Furthermore, while Salat, Zakat and hajj are active religious observances, fasting is a passive ritual. In Arabic, fasting is called Sawm or Siyam, which etymologically means to abstain or refrain. To fast in Islam, thus, is not to eat, drink or engage in conjugal sexual relationships from dawn (Fajr) to sunset (Maghrib). Observance of fasting is not visible, as it is a passive action.
In addition, fasting is entirely about the individual’s relationship with God, not with other individuals. In a remark of the Prophet (Hadith Qudsi) often reiterated by Muslim preachers, it is narrated that God said, “Fasting is for Me and it is I Myself who will give the reward for it” (as-sawm ly wa Ana ajzi bih).
The purpose of fasting, as described in the Quran (2:183), is for Muslims to develop the quality of their religiosity and to attain Taqwa or consciousness of God — which has a close meaning to the word Puasa (Indonesian for fasting), coming from the Sanskrit Upavasa, meaning “to be seated near [God]”. Embedded in observances of fasting across religions is the idea that materialism (preoccupation with physical needs and pleasures) can divert humans from God.
In short, fasting is about the individual’s relationship to God. Those Muslims who want to be respected while fasting may learn from Christianity. Jesus (considered a prophet by Muslims), as recorded in Matt. 6:16, said, “When you fast, do not look somber as the hypocrites do, for they disfigure their faces to show others they are fasting”.
It seems Muslims demanding respect for fasting Muslims are simply demanding everyone notice their supposed piety. Yet this contravenes the very meaning of fasting, which entails a rejection of worldly desires and material ambitions. Also, to return to the analogy, Nyepi to Hindus is not like fasting to Muslims since Nyepi, which means “being silent or quiet”, has a public dimension (as any public noisy activities are against the spirit of Nyepi), while Muslims can and must continue to work through the fasting period.
Finally, fasting is far meaningful when it is exposed to temptations. When there is no food, one has no option but to fast.

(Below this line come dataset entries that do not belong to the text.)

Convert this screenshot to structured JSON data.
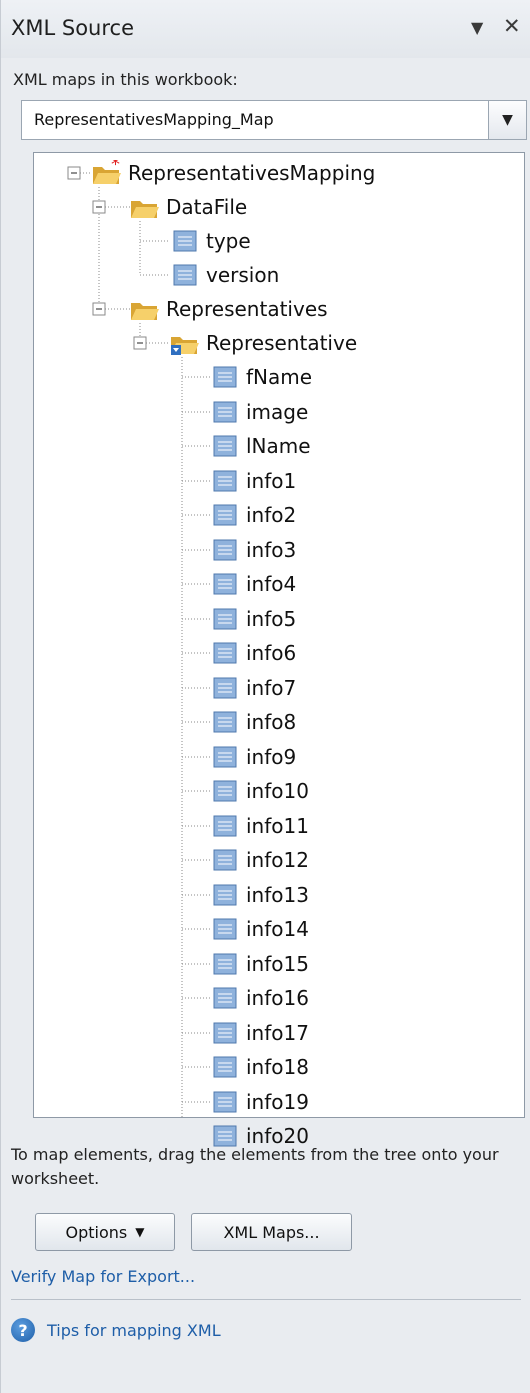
{
  "pane": {
    "title": "XML Source",
    "dropdown_icon": "triangle-down-icon",
    "close_icon": "close-icon"
  },
  "maps_label": "XML maps in this workbook:",
  "map_select": {
    "value": "RepresentativesMapping_Map"
  },
  "tree": {
    "root": "RepresentativesMapping",
    "datafile": "DataFile",
    "type": "type",
    "version": "version",
    "representatives": "Representatives",
    "representative": "Representative",
    "fields": [
      "fName",
      "image",
      "lName",
      "info1",
      "info2",
      "info3",
      "info4",
      "info5",
      "info6",
      "info7",
      "info8",
      "info9",
      "info10",
      "info11",
      "info12",
      "info13",
      "info14",
      "info15",
      "info16",
      "info17",
      "info18",
      "info19",
      "info20"
    ]
  },
  "hint": "To map elements, drag the elements from the tree onto your worksheet.",
  "buttons": {
    "options": "Options",
    "xml_maps": "XML Maps..."
  },
  "links": {
    "verify": "Verify Map for Export...",
    "tips": "Tips for mapping XML"
  },
  "colors": {
    "folder": "#f1c24b",
    "element": "#8fb2dc",
    "link": "#1e5ea8",
    "root_marker": "#e02020"
  }
}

Religiosity is more valuable when there is freedom to sin.
Azis Anwar Fachrudin is a graduate student at the Center for Religious and Cross-cultural Studies (CRCS), Gadjah Mada University, Yogyakarta.